Many parts of India have been inundated by torrential rain in recent weeks in one of the more active monsoon seasons of recent years.
On Saturday it was the turn of the nation’s capital, New Delhi, to experience the full force of the annual rains.
The rain began at 0800GMT (1130 local time) and over the next six hours a total of 123mm fell on the city. This is almost two thirds of the average for the entire month of July, and the Indian Meteorological Office reported it was one of the heaviest spells of rain seen in the city in the last decade.
At one point, the Yamuna river, which flows through the city, reached a level of 207.32 metres, just 0.17 metres above its record level of 1978.
One of the side-effects of the prolonged downpour was a drop in temperature from 31C to a relatively cool 23C.
New Delhi has long been accustomed to horrendous traffic congestion and the flooding brought large areas to a standstill. The areas around India Gate, the commercial area of Connaught Place and the ITO were particularly badly affected.

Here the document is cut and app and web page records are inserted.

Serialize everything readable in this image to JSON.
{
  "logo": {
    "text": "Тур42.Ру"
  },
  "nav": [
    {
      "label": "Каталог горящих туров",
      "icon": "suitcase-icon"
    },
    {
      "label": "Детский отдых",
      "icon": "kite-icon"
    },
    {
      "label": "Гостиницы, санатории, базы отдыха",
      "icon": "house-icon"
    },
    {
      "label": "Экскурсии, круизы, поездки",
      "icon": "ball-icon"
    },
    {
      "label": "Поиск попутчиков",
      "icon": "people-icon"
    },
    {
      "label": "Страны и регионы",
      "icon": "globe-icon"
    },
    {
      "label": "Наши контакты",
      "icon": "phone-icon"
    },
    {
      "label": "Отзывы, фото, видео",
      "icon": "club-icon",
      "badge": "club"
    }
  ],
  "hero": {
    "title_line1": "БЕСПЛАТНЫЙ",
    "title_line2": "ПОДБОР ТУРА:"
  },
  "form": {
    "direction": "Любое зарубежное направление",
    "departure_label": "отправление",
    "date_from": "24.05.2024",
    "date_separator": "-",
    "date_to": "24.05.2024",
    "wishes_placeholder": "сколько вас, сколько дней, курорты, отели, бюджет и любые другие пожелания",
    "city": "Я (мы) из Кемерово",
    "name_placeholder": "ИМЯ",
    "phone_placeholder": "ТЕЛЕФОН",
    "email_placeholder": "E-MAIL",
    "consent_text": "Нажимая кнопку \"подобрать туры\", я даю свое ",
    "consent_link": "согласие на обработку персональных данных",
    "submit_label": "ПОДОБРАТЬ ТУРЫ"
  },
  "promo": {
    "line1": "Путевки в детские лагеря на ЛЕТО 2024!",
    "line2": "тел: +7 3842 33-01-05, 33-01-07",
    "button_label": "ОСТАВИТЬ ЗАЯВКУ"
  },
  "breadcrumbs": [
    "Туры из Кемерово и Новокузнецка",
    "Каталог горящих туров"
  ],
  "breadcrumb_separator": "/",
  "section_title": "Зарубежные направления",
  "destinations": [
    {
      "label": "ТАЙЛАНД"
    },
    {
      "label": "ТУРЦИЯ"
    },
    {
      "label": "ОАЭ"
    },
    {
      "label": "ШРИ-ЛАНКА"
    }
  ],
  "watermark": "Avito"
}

Poor drainage has long been a feature of urban Delhi, and the water was waist-deep in places. Many bus and auto-rickshaw passengers were forced to abandon their vehicles and wade to their destinations.
The Delhi metro service, which has many elevated sections, was largely unaffected although the stations at Malviya Nagar and Saket were temporarily closed after water began seeping through the roofs.
Northern Railway services into Delhi were interrupted as 13 trains were delayed en route.
Delhi remains at risk of heavy downpours over the next few days although there are no indications that there will be any repeat of Saturday’s deluge.